### What you will do:
Scan the records for the word "JSON". Copy each line that includes it.

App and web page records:
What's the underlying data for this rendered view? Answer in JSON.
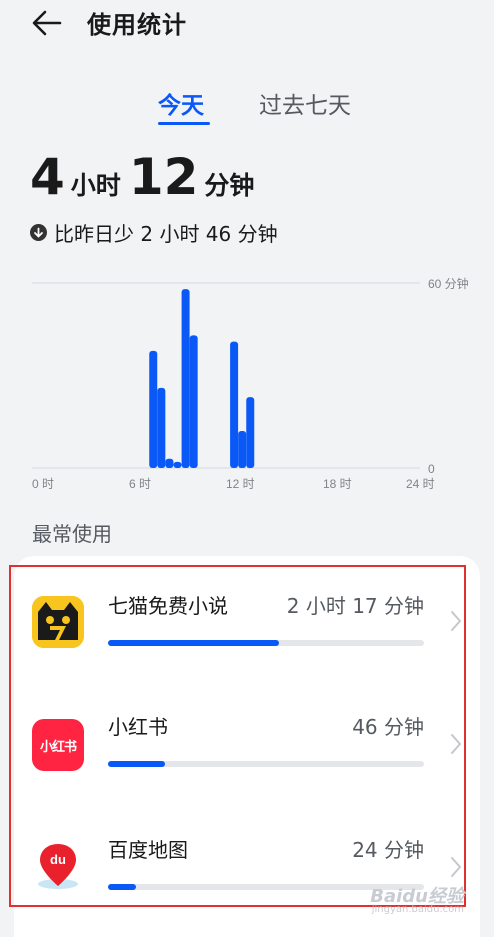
{
  "header": {
    "title": "使用统计",
    "back_icon": "arrow-left-icon"
  },
  "tabs": [
    {
      "label": "今天",
      "active": true
    },
    {
      "label": "过去七天",
      "active": false
    }
  ],
  "summary": {
    "hours": "4",
    "hours_unit": "小时",
    "minutes": "12",
    "minutes_unit": "分钟",
    "comparison": "比昨日少 2 小时 46 分钟"
  },
  "chart_data": {
    "type": "bar",
    "x_tick_labels": [
      "0 时",
      "6 时",
      "12 时",
      "18 时",
      "24 时"
    ],
    "y_tick_labels": [
      "60 分钟",
      "0"
    ],
    "ylim": [
      0,
      60
    ],
    "xlim": [
      0,
      24
    ],
    "x": [
      6,
      6.5,
      7,
      7.5,
      8,
      8.5,
      9,
      9.5,
      10,
      10.5,
      11,
      11.5,
      12,
      12.5,
      13,
      13.5,
      14,
      14.5,
      15
    ],
    "values": [
      0,
      0,
      0,
      38,
      26,
      3,
      2,
      58,
      43,
      0,
      0,
      0,
      0,
      41,
      12,
      23,
      0,
      0,
      0
    ],
    "color": "#0a59f7"
  },
  "most_used": {
    "title": "最常使用",
    "apps": [
      {
        "name": "七猫免费小说",
        "time": "2 小时 17 分钟",
        "fraction": 0.54,
        "icon": "qimao-cat-icon"
      },
      {
        "name": "小红书",
        "time": "46 分钟",
        "fraction": 0.18,
        "icon": "xiaohongshu-icon",
        "icon_text": "小红书"
      },
      {
        "name": "百度地图",
        "time": "24 分钟",
        "fraction": 0.09,
        "icon": "baidu-map-pin-icon",
        "icon_text": "du"
      }
    ]
  },
  "watermark": {
    "text": "Baidu经验",
    "sub": "jingyan.baidu.com"
  }
}
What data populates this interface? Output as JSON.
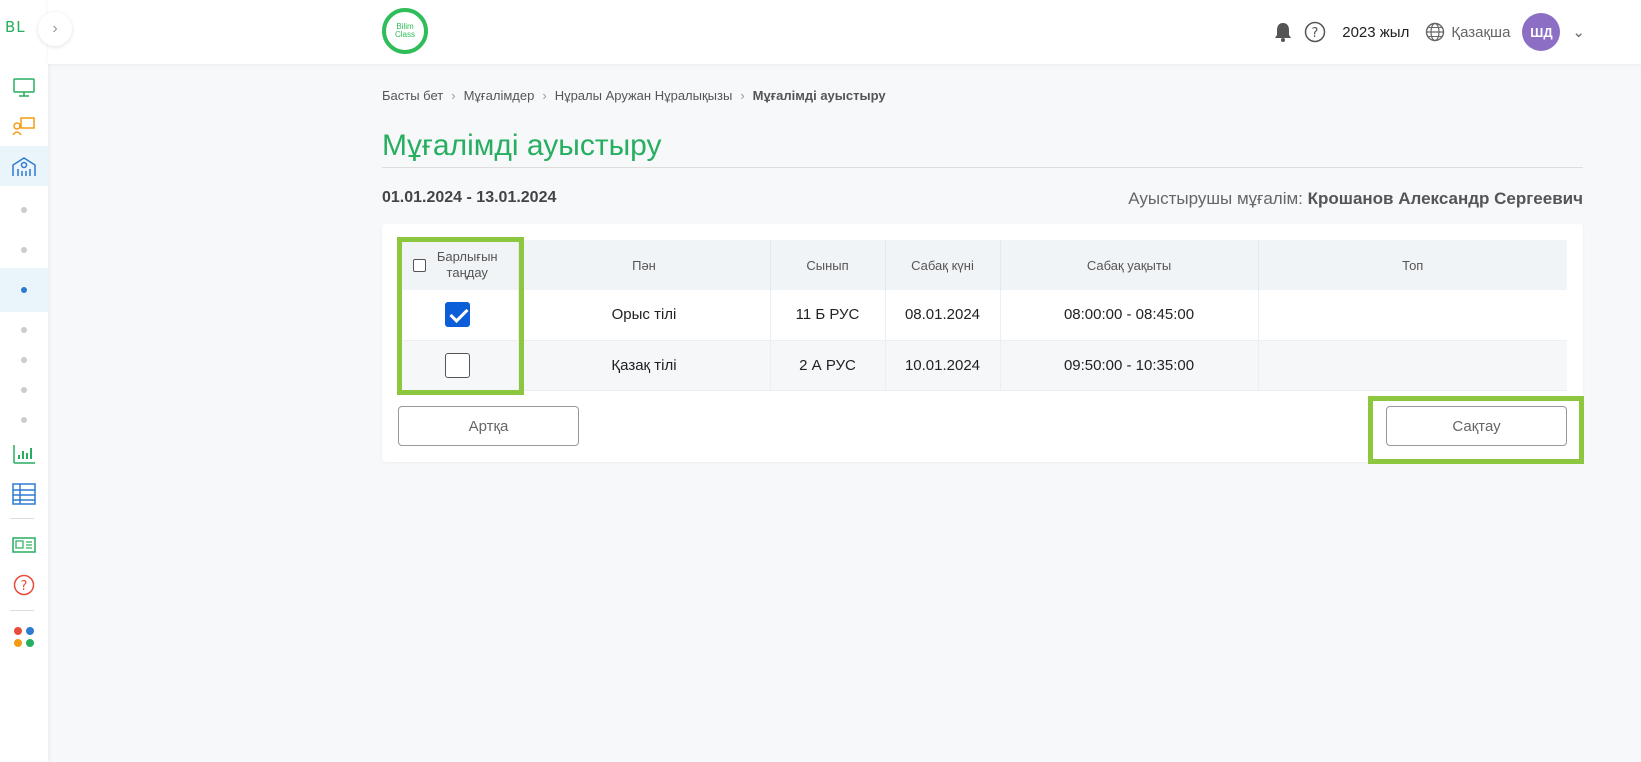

### Exercise output:
What's the underlying data for this rendered view? Answer in JSON.
What data populates this interface? Output as JSON.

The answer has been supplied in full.